(Dataset rows for apps and sites)
=== Begin Enclosure ===

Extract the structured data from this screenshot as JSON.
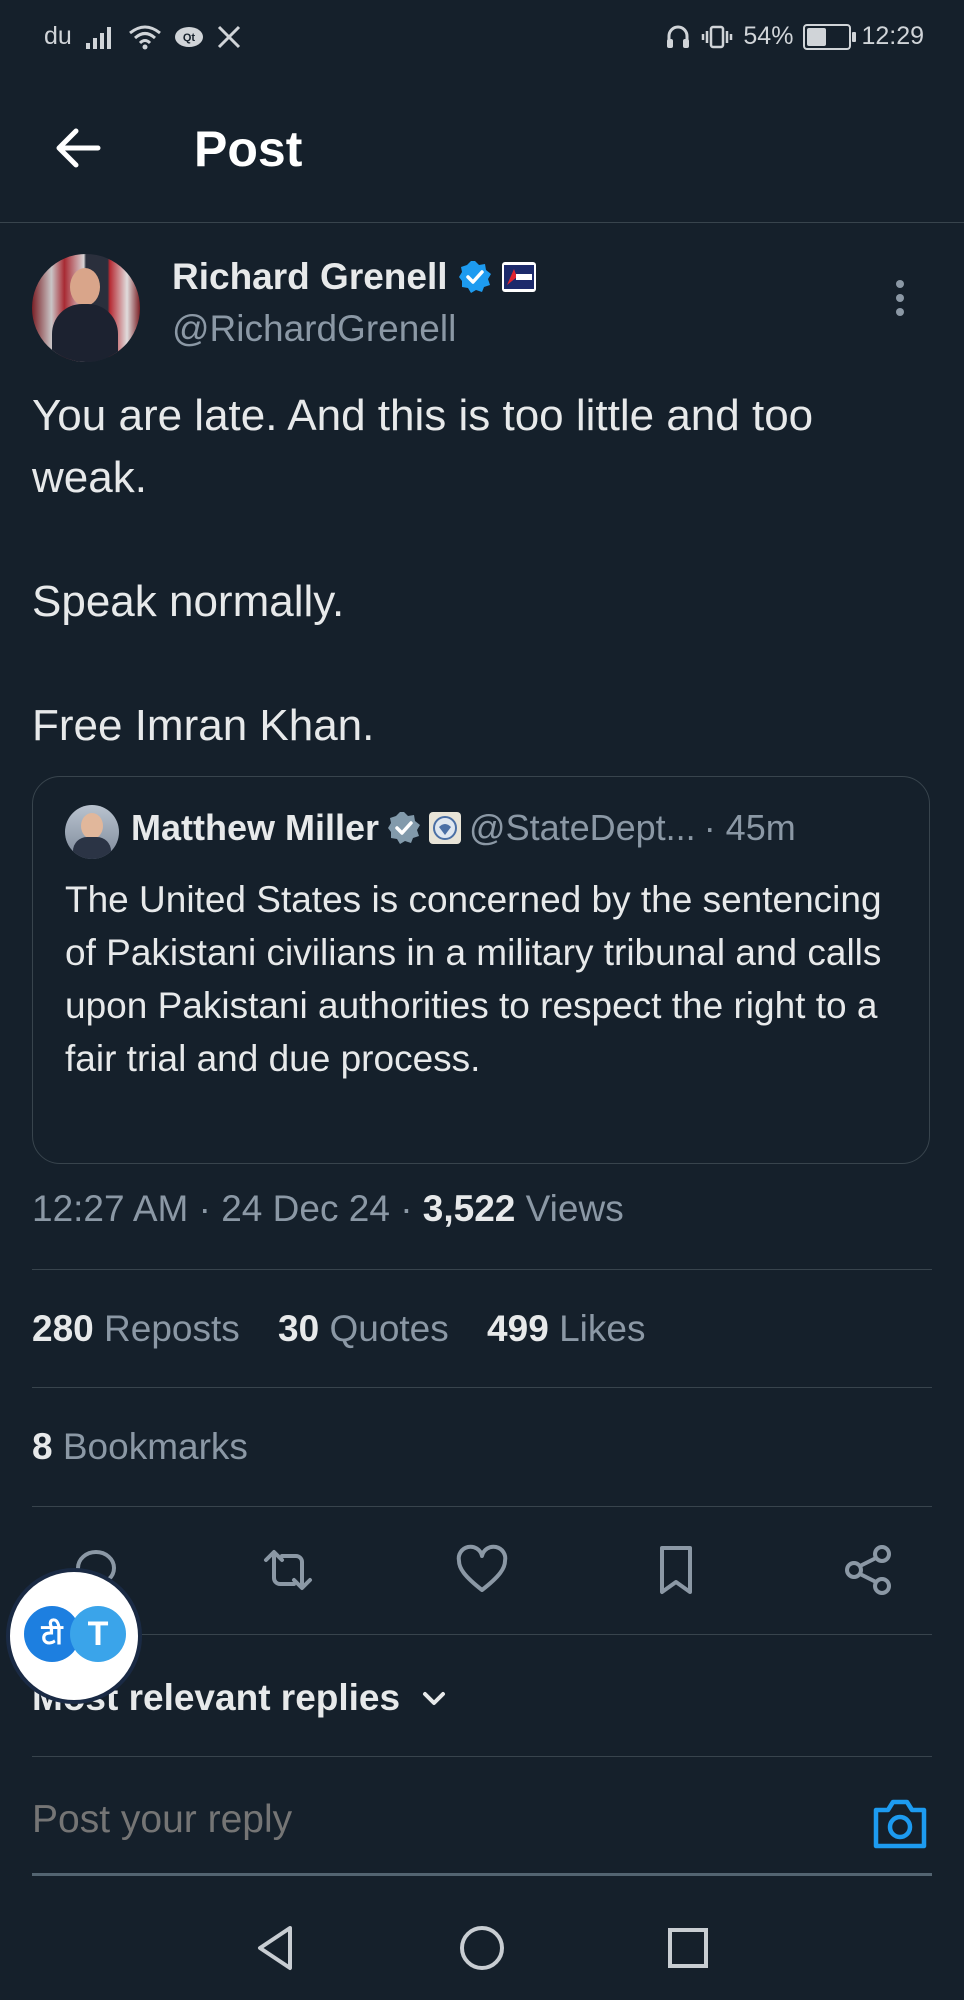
{
  "status_bar": {
    "carrier": "du",
    "battery": "54%",
    "battery_level": 0.54,
    "time": "12:29"
  },
  "header": {
    "title": "Post"
  },
  "post": {
    "author_name": "Richard Grenell",
    "author_handle": "@RichardGrenell",
    "text": "You are late. And this is too little and too weak.\n\nSpeak normally.\n\nFree Imran Khan.",
    "quote": {
      "author_name": "Matthew Miller",
      "author_handle": "@StateDept...",
      "age": "· 45m",
      "text": "The United States is concerned by the sentencing of Pakistani civilians in a military tribunal and calls upon Pakistani authorities to respect the right to a fair trial and due process."
    },
    "time": "12:27 AM",
    "date": "24 Dec 24",
    "views_count": "3,522",
    "views_label": "Views",
    "reposts_count": "280",
    "reposts_label": "Reposts",
    "quotes_count": "30",
    "quotes_label": "Quotes",
    "likes_count": "499",
    "likes_label": "Likes",
    "bookmarks_count": "8",
    "bookmarks_label": "Bookmarks"
  },
  "replies": {
    "sort_label": "Most relevant replies",
    "composer_placeholder": "Post your reply"
  },
  "translate_widget": {
    "source_glyph": "टी",
    "target_glyph": "T"
  },
  "colors": {
    "background": "#15202b",
    "accent": "#1d9bf0",
    "muted": "#8b98a5",
    "divider": "#38444d"
  }
}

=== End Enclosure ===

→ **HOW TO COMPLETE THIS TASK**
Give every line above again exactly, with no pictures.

→ **EXERCISE OUTPUT**
Extract the structured data from this screenshot as JSON.
{
  "status_bar": {
    "carrier": "du",
    "battery": "54%",
    "battery_level": 0.54,
    "time": "12:29"
  },
  "header": {
    "title": "Post"
  },
  "post": {
    "author_name": "Richard Grenell",
    "author_handle": "@RichardGrenell",
    "text": "You are late. And this is too little and too weak.\n\nSpeak normally.\n\nFree Imran Khan.",
    "quote": {
      "author_name": "Matthew Miller",
      "author_handle": "@StateDept...",
      "age": "· 45m",
      "text": "The United States is concerned by the sentencing of Pakistani civilians in a military tribunal and calls upon Pakistani authorities to respect the right to a fair trial and due process."
    },
    "time": "12:27 AM",
    "date": "24 Dec 24",
    "views_count": "3,522",
    "views_label": "Views",
    "reposts_count": "280",
    "reposts_label": "Reposts",
    "quotes_count": "30",
    "quotes_label": "Quotes",
    "likes_count": "499",
    "likes_label": "Likes",
    "bookmarks_count": "8",
    "bookmarks_label": "Bookmarks"
  },
  "replies": {
    "sort_label": "Most relevant replies",
    "composer_placeholder": "Post your reply"
  },
  "translate_widget": {
    "source_glyph": "टी",
    "target_glyph": "T"
  },
  "colors": {
    "background": "#15202b",
    "accent": "#1d9bf0",
    "muted": "#8b98a5",
    "divider": "#38444d"
  }
}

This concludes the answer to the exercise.